• **EXERCISE BRIEF**:
Copy nothing but the text: reproduce each line of the listing exactly and leave the pictures out.

• **SOURCE MATERIAL**:
************

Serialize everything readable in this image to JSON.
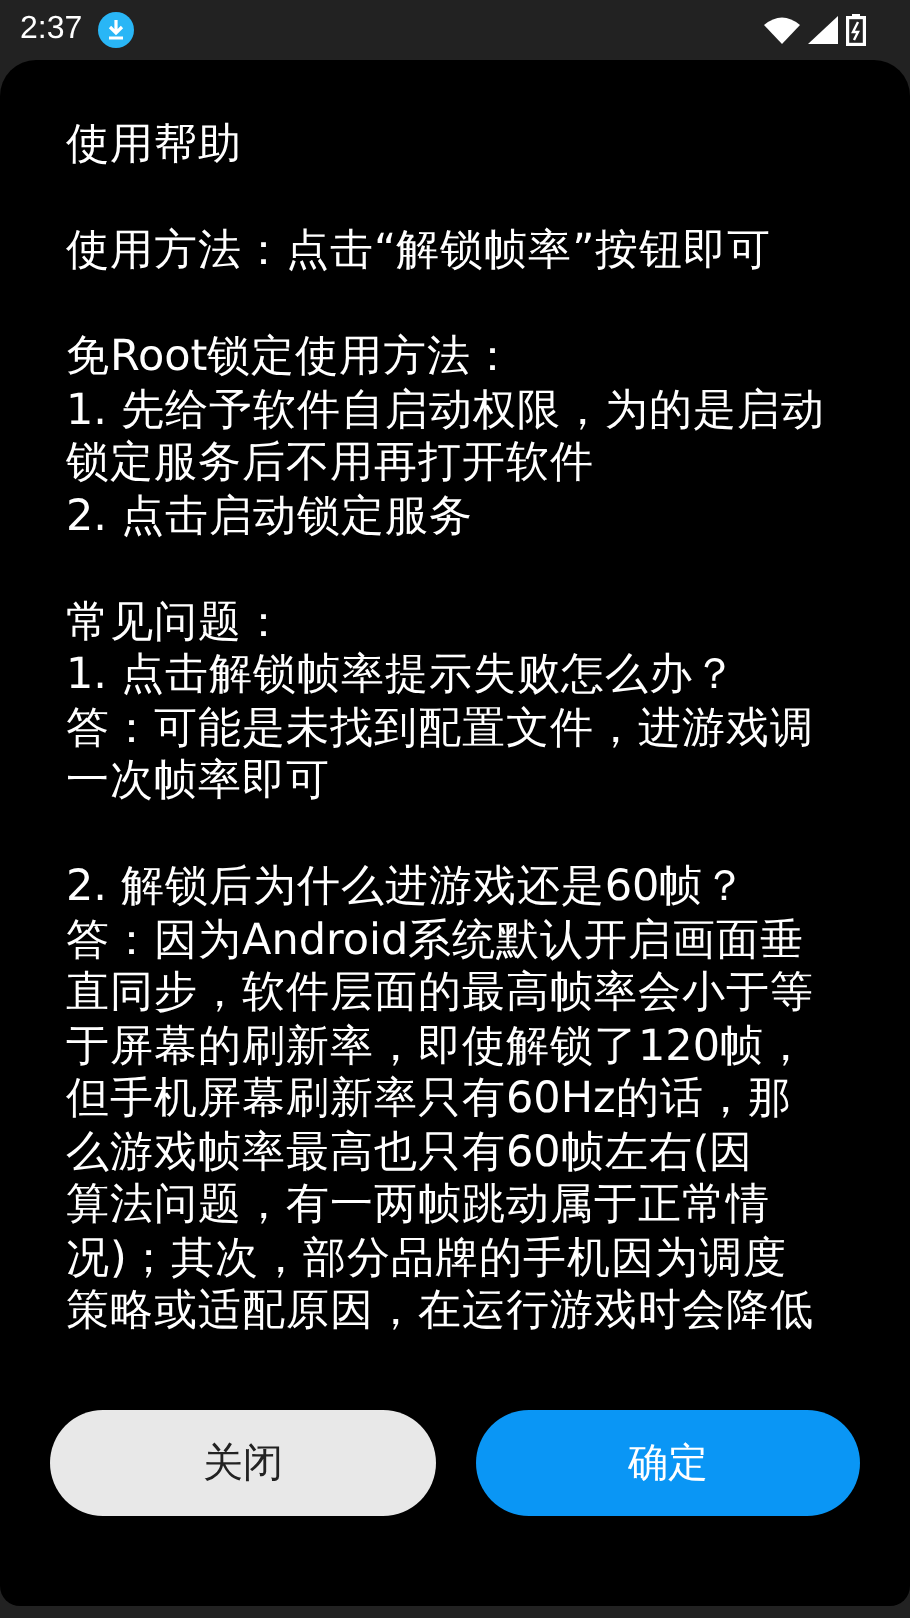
{
  "status_bar": {
    "time": "2:37"
  },
  "dialog": {
    "title": "使用帮助",
    "paragraphs": [
      {
        "lines": [
          "使用方法：点击“解锁帧率”按钮即可"
        ]
      },
      {
        "lines": [
          "免Root锁定使用方法：",
          "1. 先给予软件自启动权限，为的是启动",
          "锁定服务后不用再打开软件",
          "2. 点击启动锁定服务"
        ]
      },
      {
        "lines": [
          "常见问题：",
          "1. 点击解锁帧率提示失败怎么办？",
          "答：可能是未找到配置文件，进游戏调",
          "一次帧率即可"
        ]
      },
      {
        "lines": [
          "2. 解锁后为什么进游戏还是60帧？",
          "答：因为Android系统默认开启画面垂",
          "直同步，软件层面的最高帧率会小于等",
          "于屏幕的刷新率，即使解锁了120帧，",
          "但手机屏幕刷新率只有60Hz的话，那",
          "么游戏帧率最高也只有60帧左右(因",
          "算法问题，有一两帧跳动属于正常情",
          "况)；其次，部分品牌的手机因为调度",
          "策略或适配原因，在运行游戏时会降低"
        ]
      }
    ],
    "buttons": [
      {
        "kind": "secondary",
        "label": "关闭"
      },
      {
        "kind": "primary",
        "label": "确定"
      }
    ]
  }
}
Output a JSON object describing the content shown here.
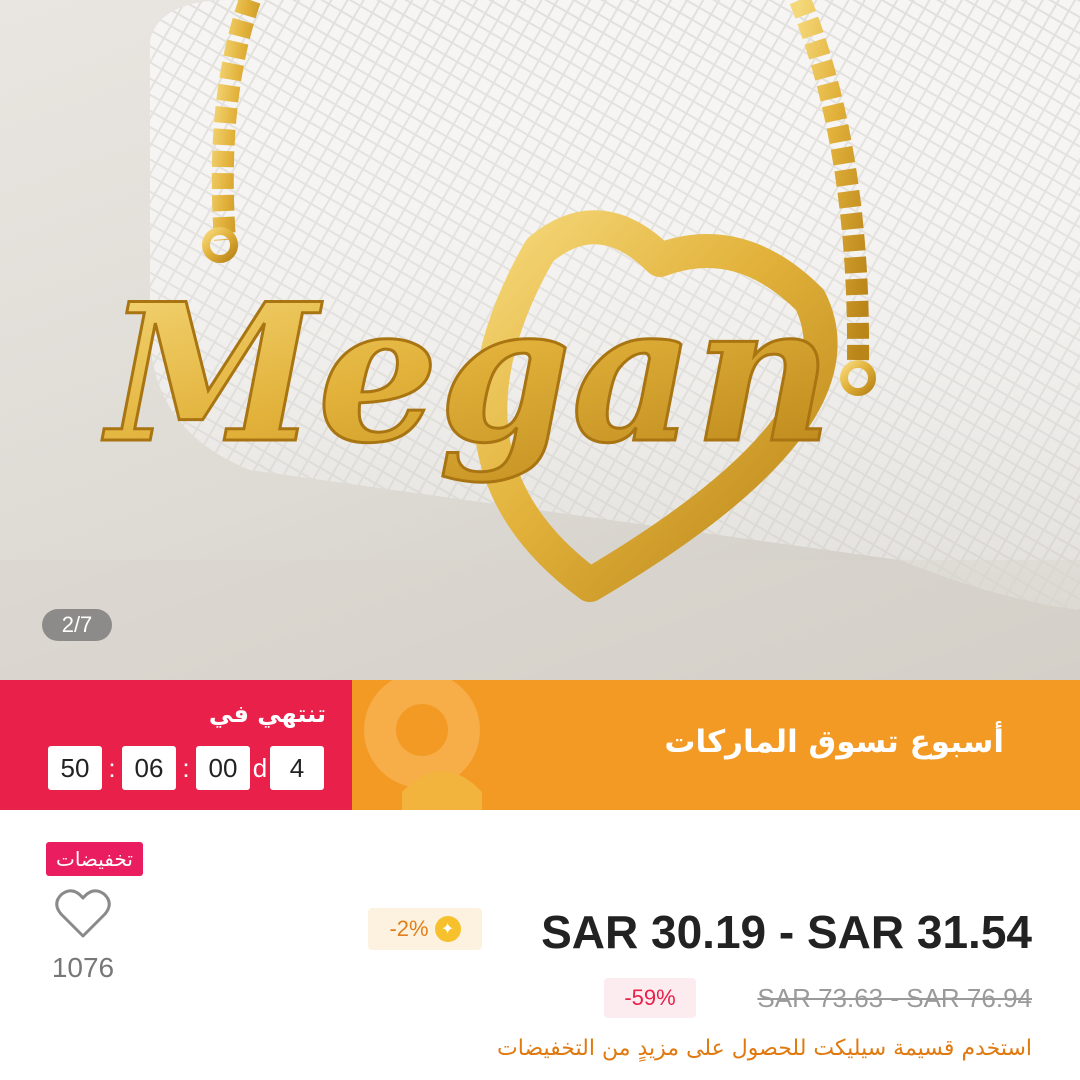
{
  "gallery": {
    "image_counter": "2/7",
    "pendant_text": "Megan"
  },
  "promo_banner": {
    "title": "أسبوع تسوق الماركات",
    "countdown_label": "تنتهي في",
    "countdown": {
      "days": "4",
      "days_unit": "d",
      "hours": "00",
      "minutes": "06",
      "seconds": "50",
      "separator": ":"
    },
    "colors": {
      "banner": "#f39a25",
      "countdown_bg": "#e8204a"
    }
  },
  "product": {
    "sale_tag": "تخفيضات",
    "wishlist_count": "1076",
    "price_range": "SAR 30.19 - SAR 31.54",
    "coupon_discount": "-2%",
    "original_price_range": "SAR 73.63 - SAR 76.94",
    "discount_percent": "-59%",
    "installment_note": "استخدم قسيمة سيليكت للحصول على مزيدٍ من التخفيضات"
  },
  "icons": [
    "heart-outline-icon",
    "coupon-star-icon"
  ]
}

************

• **SOLUTION FOR THIS TASK**:
Serialize everything readable in this image to JSON.
{
  "status_bar": {
    "time": "2:37"
  },
  "dialog": {
    "title": "使用帮助",
    "paragraphs": [
      {
        "lines": [
          "使用方法：点击“解锁帧率”按钮即可"
        ]
      },
      {
        "lines": [
          "免Root锁定使用方法：",
          "1. 先给予软件自启动权限，为的是启动",
          "锁定服务后不用再打开软件",
          "2. 点击启动锁定服务"
        ]
      },
      {
        "lines": [
          "常见问题：",
          "1. 点击解锁帧率提示失败怎么办？",
          "答：可能是未找到配置文件，进游戏调",
          "一次帧率即可"
        ]
      },
      {
        "lines": [
          "2. 解锁后为什么进游戏还是60帧？",
          "答：因为Android系统默认开启画面垂",
          "直同步，软件层面的最高帧率会小于等",
          "于屏幕的刷新率，即使解锁了120帧，",
          "但手机屏幕刷新率只有60Hz的话，那",
          "么游戏帧率最高也只有60帧左右(因",
          "算法问题，有一两帧跳动属于正常情",
          "况)；其次，部分品牌的手机因为调度",
          "策略或适配原因，在运行游戏时会降低"
        ]
      }
    ],
    "buttons": [
      {
        "kind": "secondary",
        "label": "关闭"
      },
      {
        "kind": "primary",
        "label": "确定"
      }
    ]
  }
}
Output a JSON object describing the content shown here.
{
  "gallery": {
    "image_counter": "2/7",
    "pendant_text": "Megan"
  },
  "promo_banner": {
    "title": "أسبوع تسوق الماركات",
    "countdown_label": "تنتهي في",
    "countdown": {
      "days": "4",
      "days_unit": "d",
      "hours": "00",
      "minutes": "06",
      "seconds": "50",
      "separator": ":"
    },
    "colors": {
      "banner": "#f39a25",
      "countdown_bg": "#e8204a"
    }
  },
  "product": {
    "sale_tag": "تخفيضات",
    "wishlist_count": "1076",
    "price_range": "SAR 30.19 - SAR 31.54",
    "coupon_discount": "-2%",
    "original_price_range": "SAR 73.63 - SAR 76.94",
    "discount_percent": "-59%",
    "installment_note": "استخدم قسيمة سيليكت للحصول على مزيدٍ من التخفيضات"
  },
  "icons": [
    "heart-outline-icon",
    "coupon-star-icon"
  ]
}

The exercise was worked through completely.